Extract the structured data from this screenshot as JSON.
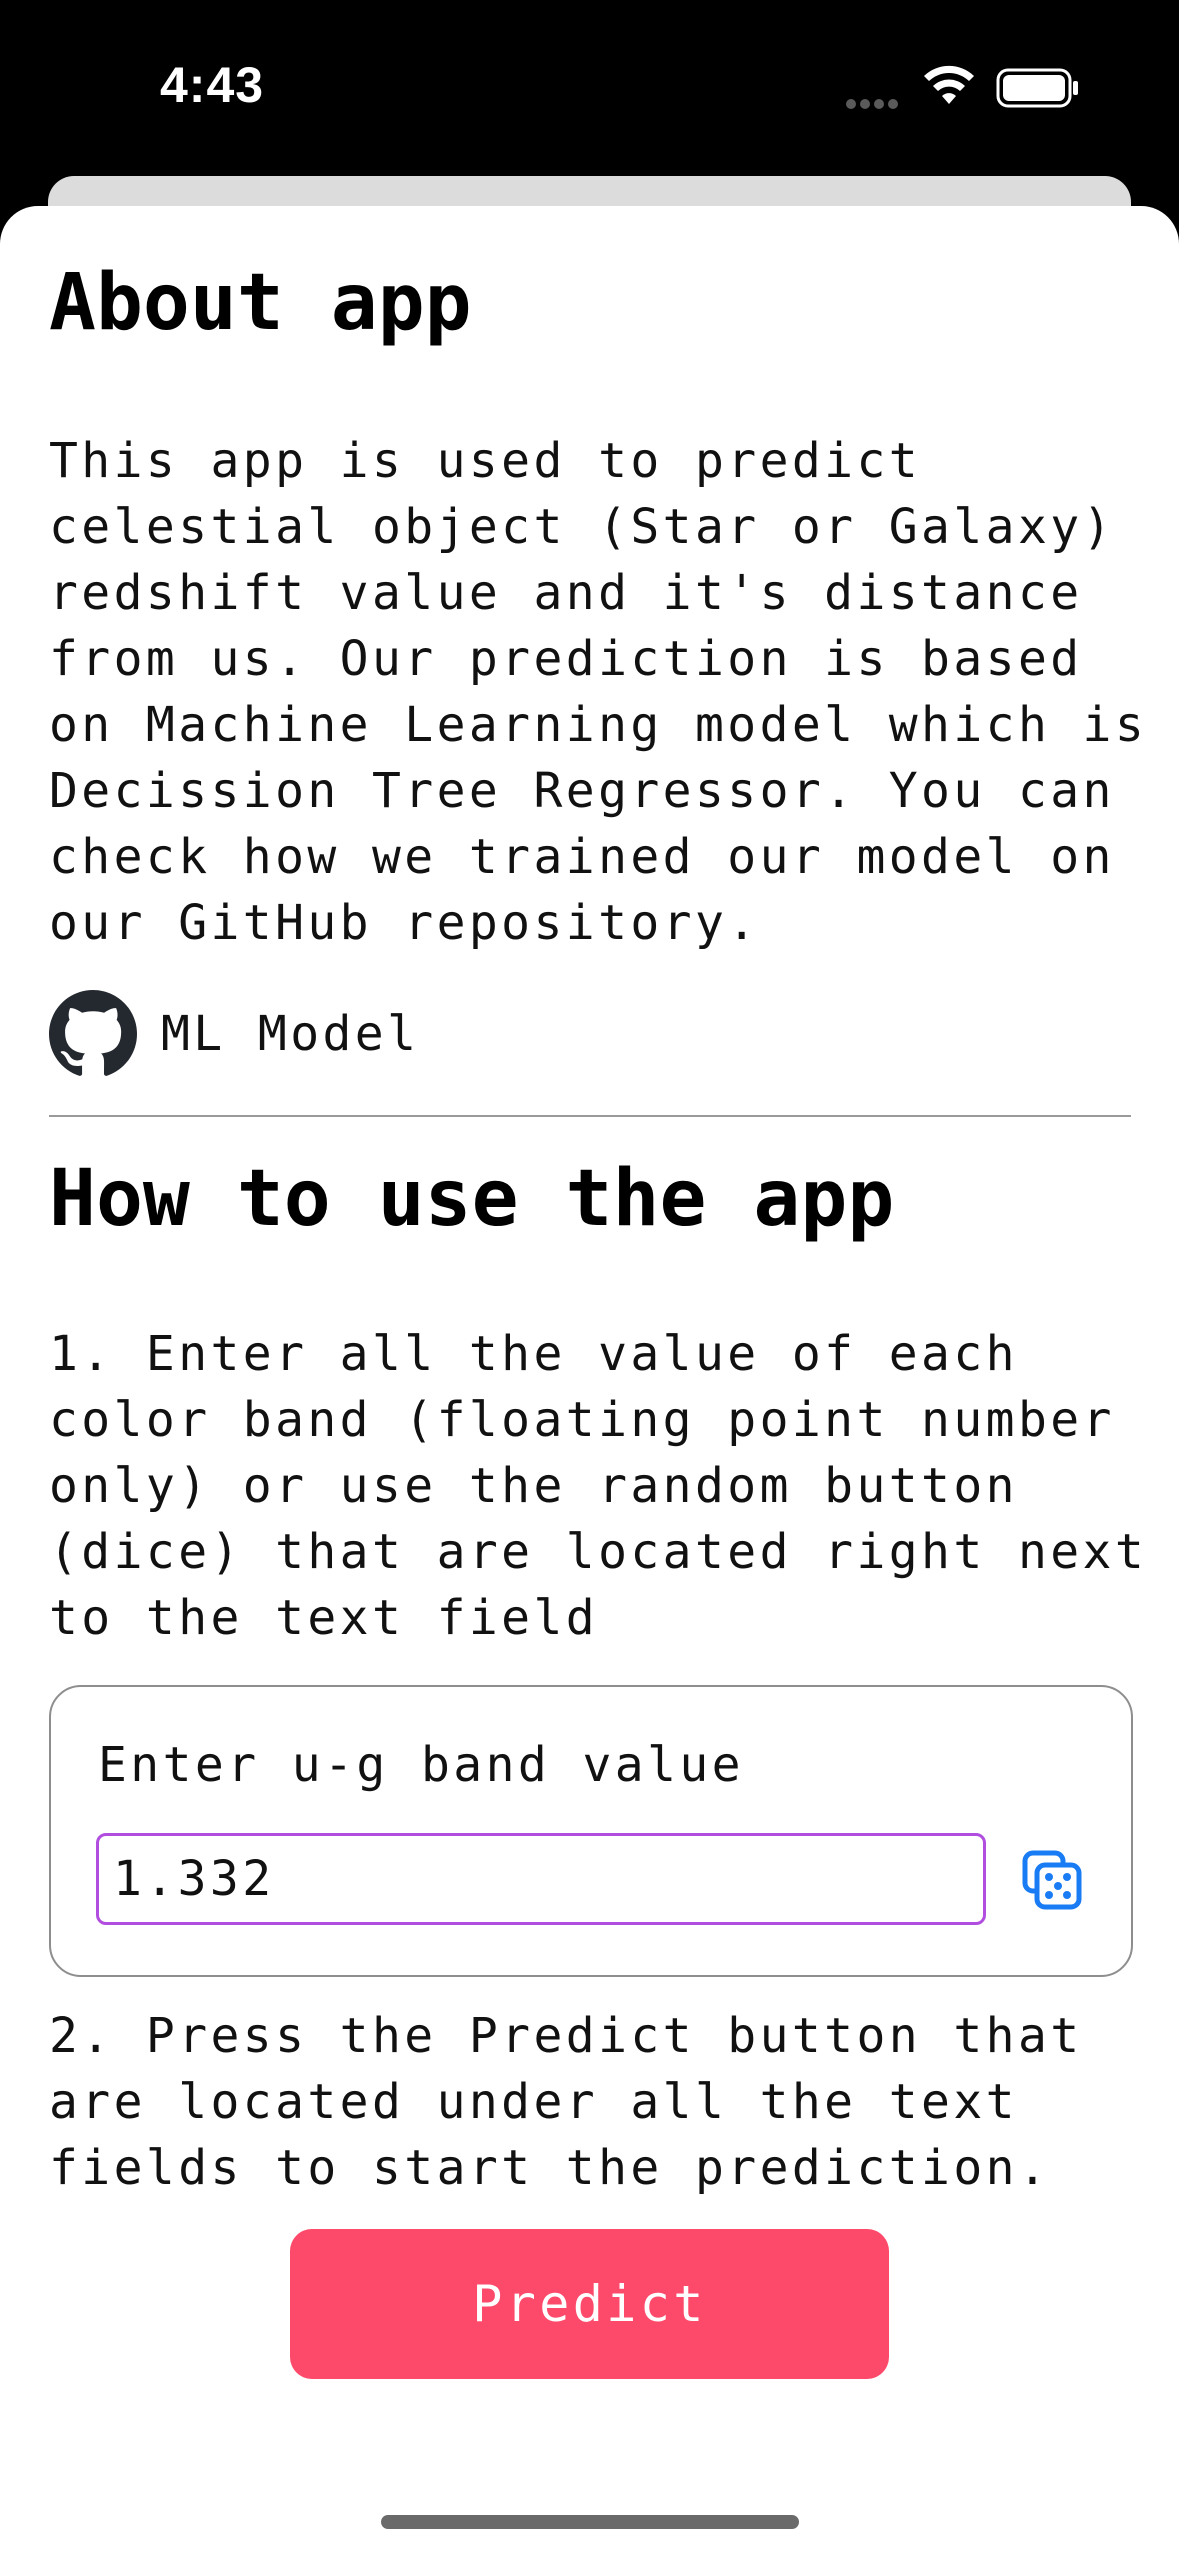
{
  "status_bar": {
    "time": "4:43",
    "icons": [
      "signal-dots-icon",
      "wifi-icon",
      "battery-icon"
    ]
  },
  "about": {
    "heading": "About app",
    "body": "This app is used to predict\ncelestial object (Star or Galaxy)\nredshift value and it's distance\nfrom us. Our prediction is based\non Machine Learning model which is\nDecission Tree Regressor. You can\ncheck how we trained our model on\nour GitHub repository.",
    "link": {
      "icon": "github-icon",
      "label": "ML Model"
    }
  },
  "how_to": {
    "heading": "How to use the app",
    "step1": "1. Enter all the value of each\ncolor band (floating point number\nonly) or use the random button\n(dice) that are located right next\nto the text field",
    "field": {
      "label": "Enter u-g band value",
      "value": "1.332",
      "random_icon": "dice-icon"
    },
    "step2": "2. Press the Predict button that\nare located under all the text\nfields to start the prediction.",
    "predict_label": "Predict"
  },
  "colors": {
    "predict_button": "#fd4a6b",
    "input_focus_border": "#b14ee0",
    "dice_icon": "#1a7cf5",
    "background": "#ffffff",
    "status_bar": "#000000"
  }
}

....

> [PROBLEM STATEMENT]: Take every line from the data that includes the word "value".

> [EXERCISE OUTPUT]:
    "body": "This app is used to predict\ncelestial object (Star or Galaxy)\nredshift value and it's distance\nfrom us. Our prediction is based\non Machine Learning model which is\nDecission Tree Regressor. You can\ncheck how we trained our model on\nour GitHub repository.",
    "step1": "1. Enter all the value of each\ncolor band (floating point number\nonly) or use the random button\n(dice) that are located right next\nto the text field",
      "label": "Enter u-g band value",
      "value": "1.332",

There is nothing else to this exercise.